Last week, Tinder threw what is generally being described as a very public, cringe-inducing Twitter tantrum -- deemed the Tinder Meltdown. Tinder's rant, in the form of a series of "bizarre, defensive tweets," was directed at Nancy Jo Sales, who wrote a recent Vanity Fair story detailing what she terms the "Dating Apocalypse" -- that is, the hook-up culture centered around mobile dating apps like Tinder. Tinder apparently felt spurned by the piece and a resulting epic tweetstorm ensued. Tinder's 30-tweet trainwreck garnered far more attention than the article that initially set it in motion, leading many to speculate that a trigger-happy social media intern would soon be taking the fall.
Interestingly enough -- particularly to myself, having made a career out of managing crises and PR disasters -- much of the conversation around the incident has circled around the PR implications of Tinder's reaction. Some have called Tinder's response a mindfully calculated and even successful PR stunt, while others describe the bizarre ramblings as a perfect example of "how not to PR." The only real consensus seems to be that the tirade was both entertaining and captivating in its cringe-worthiness.

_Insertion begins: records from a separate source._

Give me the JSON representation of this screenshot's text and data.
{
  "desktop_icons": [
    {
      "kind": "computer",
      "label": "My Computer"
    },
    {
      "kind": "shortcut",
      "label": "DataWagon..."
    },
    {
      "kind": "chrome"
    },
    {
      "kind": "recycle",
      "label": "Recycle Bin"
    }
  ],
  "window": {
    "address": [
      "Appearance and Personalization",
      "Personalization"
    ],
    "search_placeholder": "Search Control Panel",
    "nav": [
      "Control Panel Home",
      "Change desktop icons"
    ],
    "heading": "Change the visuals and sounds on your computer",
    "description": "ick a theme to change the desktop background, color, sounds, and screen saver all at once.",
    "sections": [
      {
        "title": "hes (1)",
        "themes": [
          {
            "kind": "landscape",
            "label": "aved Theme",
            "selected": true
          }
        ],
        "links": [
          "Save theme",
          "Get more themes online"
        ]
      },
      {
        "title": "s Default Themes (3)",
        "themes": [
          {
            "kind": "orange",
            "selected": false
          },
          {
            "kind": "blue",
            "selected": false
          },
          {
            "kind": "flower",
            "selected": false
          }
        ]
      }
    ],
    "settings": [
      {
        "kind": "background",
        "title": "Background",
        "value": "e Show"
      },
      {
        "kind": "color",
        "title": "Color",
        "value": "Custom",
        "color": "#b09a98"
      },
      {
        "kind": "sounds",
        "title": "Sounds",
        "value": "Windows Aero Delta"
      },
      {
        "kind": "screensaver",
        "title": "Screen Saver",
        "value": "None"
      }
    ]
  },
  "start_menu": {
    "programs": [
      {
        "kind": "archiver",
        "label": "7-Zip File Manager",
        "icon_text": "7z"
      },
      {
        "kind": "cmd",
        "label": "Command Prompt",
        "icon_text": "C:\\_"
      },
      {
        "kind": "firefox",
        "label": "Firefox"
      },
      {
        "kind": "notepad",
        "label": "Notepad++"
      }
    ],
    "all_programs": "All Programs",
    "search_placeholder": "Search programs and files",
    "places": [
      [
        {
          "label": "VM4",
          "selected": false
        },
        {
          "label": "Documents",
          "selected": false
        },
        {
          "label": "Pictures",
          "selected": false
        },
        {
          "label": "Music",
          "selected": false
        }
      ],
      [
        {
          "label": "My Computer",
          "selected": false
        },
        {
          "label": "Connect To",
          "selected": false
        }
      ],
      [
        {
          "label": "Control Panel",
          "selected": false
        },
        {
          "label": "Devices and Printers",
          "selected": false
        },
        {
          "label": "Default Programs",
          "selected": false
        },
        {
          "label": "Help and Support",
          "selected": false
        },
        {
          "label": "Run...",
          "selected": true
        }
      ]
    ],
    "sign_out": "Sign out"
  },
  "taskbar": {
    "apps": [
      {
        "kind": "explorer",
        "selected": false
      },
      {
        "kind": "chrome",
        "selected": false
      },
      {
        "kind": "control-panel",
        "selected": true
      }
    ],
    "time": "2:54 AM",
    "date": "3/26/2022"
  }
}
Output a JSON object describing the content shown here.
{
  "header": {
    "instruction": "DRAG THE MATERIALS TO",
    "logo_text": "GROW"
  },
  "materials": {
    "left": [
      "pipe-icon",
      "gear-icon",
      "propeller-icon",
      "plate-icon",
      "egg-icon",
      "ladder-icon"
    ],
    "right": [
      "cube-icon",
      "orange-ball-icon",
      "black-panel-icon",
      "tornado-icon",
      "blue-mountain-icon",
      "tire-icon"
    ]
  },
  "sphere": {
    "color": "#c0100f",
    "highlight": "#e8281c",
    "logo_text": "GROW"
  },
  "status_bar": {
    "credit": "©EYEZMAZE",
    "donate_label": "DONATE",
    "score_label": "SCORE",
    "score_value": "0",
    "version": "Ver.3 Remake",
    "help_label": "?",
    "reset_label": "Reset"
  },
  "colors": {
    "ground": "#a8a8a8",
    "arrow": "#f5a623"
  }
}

Unsurprisingly, it did eventually come to light that what initially appeared to be an emotionally driven, heat-of-the moment reaction of an individual Tinder employee on the warpath, was actually an intentionally planned-out PR move, albeit an incredibly misguided one. Yes, Tinder's Twitter rant got a lot of people talking about Tinder -- one need not be in PR or particularly astute to realize that the resulting press was essentially a free ad for the dating app -- but in what manner and at what cost? It also had the effect of bringing a lot more attention to the original story that Tinder found so slighting in the first place. To be clear though, the actual harm goes far beyond airing their dirty laundry in public and thrusting one Vanity Fair writer's criticism into the limelight.
First and foremost, Tinder's defensive rant should have never been directed at the writer, especially publically. Sales' story didn't misreport facts, nor was it particularly critical of Tinder itself. She painted a picture of a widely-discussed cultural phenomenon using anecdotal opinions, which, lets be honest, were already public knowledge -- opinions on today's hook-up culture are beyond trite at this point. If Tinder truly had a fair and valid objection to the way in which they were portrayed, they should have politely and professionally contacted the writer and her editors privately, correcting any actual factual inaccuracies and maintaining availability for comment for follow-ups and future articles. Instead, in a misguided attempt to garner public support, Tinder acted out like a tantrum-throwing child, likely damaging their relationship with both that individual writer and publication as well as the media as a whole. This brand of aggressively defensive and unprofessional behavior makes Tinder look like a company that has no interest in creating positive relationships with reporters and certainly won't encourage the media to work with them in the future.
Moreover, the rant itself was just odd and confusing. It managed to turn an anecdotal story on a topic that is neither new nor controversial -- the bleakness of navigating modern-day dating -- into a picture of Tinder as company that is spiteful, unprofessional, immature and most importantly, insecure. Rather than own what they are and the services they provide, connecting over 50 million users to one another with over 1 billion swipes every single day, Tinder reacted in a way that made them seem both insecure and even ashamed of what they do.
Most unfortunately though is the absolutely wasted opportunity. Sales' Vanity Fair piece served up a perfect platform for Tinder, giving the company a jumping off point to own what they are -- a mobile dating app that transforms the way people have relationships and gives users the ability to connect with more people than they ever have before -- while also giving them an opportunity to share the numerous and diverse positive stories created by Tinder. The story set in motion a conversation, creating a valuable space for Tinder to humbly discuss the variety of unique, positive narratives -- which for the record, are definitely out there -- exemplifying how their app has brought people all over the world together. Rather than looking like a loose-cannon Twitter amateur, they could have focused on the positives: the discussion on the young gay men and women using Tinder to subvert laws banning same-sex relationships in Pakistan, the divorcees getting a second chance at love, or the married couple that just happened to be on the same subway platform, that otherwise would have never met if it weren't for Tinder. All of this could have been done without referencing the original Vanity Fair piece or attacking a journalist -- if anything, a single subtweet, before then moving on to highlight the many #SwipedRight stories, would have sufficed.
Tinder won't go bankrupt from this meltdown. But all in all, the entire affair was unnecessary, unproductive and embarrassing. Tinder had an amazing gift of a PR opportunity as well as a chance to own what their app has accomplished, and they blew it. I'd swipe left.